WHAT YOU NEED TO DO: Read the data below. Every line holding the string "Webnerik" must be copied.

++++ EXTRACTED ENTRIES ++++

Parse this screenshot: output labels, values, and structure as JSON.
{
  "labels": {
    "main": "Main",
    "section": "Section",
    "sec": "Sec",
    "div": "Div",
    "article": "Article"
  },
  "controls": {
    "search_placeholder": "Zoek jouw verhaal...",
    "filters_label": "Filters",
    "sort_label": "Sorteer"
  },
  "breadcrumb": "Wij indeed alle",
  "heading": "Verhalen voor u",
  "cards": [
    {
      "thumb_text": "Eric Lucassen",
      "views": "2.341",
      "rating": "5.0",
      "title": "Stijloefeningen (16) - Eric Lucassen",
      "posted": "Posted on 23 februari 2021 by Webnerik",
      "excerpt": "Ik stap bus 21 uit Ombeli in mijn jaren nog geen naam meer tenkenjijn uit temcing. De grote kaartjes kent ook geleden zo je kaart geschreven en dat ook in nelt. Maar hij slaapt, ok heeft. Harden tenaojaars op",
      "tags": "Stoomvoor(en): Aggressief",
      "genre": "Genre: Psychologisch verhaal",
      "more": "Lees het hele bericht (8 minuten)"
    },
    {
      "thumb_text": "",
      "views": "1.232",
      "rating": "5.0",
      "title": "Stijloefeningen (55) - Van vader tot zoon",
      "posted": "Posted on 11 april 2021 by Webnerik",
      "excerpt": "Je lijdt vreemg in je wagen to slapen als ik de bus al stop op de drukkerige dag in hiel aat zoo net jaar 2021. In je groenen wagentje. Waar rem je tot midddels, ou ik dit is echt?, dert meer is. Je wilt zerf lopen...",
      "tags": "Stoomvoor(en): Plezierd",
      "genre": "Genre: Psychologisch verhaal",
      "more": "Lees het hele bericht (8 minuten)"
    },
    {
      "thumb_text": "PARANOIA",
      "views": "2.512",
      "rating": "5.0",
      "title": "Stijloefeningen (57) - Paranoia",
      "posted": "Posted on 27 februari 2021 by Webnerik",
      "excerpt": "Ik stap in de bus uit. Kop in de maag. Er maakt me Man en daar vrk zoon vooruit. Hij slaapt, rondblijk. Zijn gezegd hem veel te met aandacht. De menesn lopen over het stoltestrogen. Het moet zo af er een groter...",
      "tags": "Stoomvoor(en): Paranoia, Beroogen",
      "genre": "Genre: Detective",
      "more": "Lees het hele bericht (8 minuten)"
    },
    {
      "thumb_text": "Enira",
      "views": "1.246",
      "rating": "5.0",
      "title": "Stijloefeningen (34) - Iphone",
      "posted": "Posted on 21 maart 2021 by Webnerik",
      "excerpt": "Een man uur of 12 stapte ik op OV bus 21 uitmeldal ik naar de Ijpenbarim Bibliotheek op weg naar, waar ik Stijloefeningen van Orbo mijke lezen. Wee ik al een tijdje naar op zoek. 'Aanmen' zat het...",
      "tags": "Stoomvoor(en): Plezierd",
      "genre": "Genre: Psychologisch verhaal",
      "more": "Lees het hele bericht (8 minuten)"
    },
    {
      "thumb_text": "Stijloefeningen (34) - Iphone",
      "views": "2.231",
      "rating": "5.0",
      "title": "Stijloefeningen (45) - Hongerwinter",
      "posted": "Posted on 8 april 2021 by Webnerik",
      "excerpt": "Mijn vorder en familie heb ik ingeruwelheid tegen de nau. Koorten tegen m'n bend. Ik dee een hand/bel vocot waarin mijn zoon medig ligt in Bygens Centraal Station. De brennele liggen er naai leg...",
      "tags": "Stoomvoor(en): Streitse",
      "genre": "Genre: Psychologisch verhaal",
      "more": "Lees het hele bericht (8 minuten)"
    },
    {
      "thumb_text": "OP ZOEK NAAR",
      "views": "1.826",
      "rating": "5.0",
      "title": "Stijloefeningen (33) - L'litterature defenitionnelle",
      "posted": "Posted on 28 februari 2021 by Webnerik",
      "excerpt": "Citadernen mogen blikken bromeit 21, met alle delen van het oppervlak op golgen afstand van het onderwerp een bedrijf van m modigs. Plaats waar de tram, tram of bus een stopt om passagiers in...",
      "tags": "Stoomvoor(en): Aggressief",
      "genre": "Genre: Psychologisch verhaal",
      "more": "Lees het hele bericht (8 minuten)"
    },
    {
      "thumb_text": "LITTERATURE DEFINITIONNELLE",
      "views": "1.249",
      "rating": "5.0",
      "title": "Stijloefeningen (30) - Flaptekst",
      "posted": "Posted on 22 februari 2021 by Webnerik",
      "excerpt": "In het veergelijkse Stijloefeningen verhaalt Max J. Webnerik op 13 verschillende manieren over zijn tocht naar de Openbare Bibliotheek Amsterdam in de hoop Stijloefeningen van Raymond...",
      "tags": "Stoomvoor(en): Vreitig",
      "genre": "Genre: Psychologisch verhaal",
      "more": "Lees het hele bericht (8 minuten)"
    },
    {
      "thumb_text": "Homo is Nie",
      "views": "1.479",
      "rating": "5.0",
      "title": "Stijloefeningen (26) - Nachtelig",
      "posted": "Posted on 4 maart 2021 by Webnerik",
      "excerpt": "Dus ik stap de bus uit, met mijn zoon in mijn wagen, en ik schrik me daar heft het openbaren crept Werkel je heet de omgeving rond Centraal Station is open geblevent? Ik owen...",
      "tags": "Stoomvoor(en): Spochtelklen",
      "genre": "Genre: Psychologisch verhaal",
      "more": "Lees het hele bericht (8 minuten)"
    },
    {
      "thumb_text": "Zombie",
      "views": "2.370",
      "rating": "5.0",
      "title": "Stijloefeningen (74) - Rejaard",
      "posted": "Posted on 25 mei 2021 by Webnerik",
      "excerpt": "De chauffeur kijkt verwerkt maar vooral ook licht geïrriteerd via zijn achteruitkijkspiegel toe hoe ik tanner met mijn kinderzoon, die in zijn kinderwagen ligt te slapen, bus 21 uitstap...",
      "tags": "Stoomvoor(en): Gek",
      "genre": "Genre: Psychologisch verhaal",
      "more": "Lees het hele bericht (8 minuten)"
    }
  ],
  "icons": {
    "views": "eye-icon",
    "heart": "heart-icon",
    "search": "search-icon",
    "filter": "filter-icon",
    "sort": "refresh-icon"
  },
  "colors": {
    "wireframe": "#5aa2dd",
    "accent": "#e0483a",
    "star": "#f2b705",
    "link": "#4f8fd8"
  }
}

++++

EXERCISE RESULT:
      "posted": "Posted on 23 februari 2021 by Webnerik",
      "posted": "Posted on 11 april 2021 by Webnerik",
      "posted": "Posted on 27 februari 2021 by Webnerik",
      "posted": "Posted on 21 maart 2021 by Webnerik",
      "posted": "Posted on 8 april 2021 by Webnerik",
      "posted": "Posted on 28 februari 2021 by Webnerik",
      "posted": "Posted on 22 februari 2021 by Webnerik",
      "excerpt": "In het veergelijkse Stijloefeningen verhaalt Max J. Webnerik op 13 verschillende manieren over zijn tocht naar de Openbare Bibliotheek Amsterdam in de hoop Stijloefeningen van Raymond...",
      "posted": "Posted on 4 maart 2021 by Webnerik",
      "posted": "Posted on 25 mei 2021 by Webnerik",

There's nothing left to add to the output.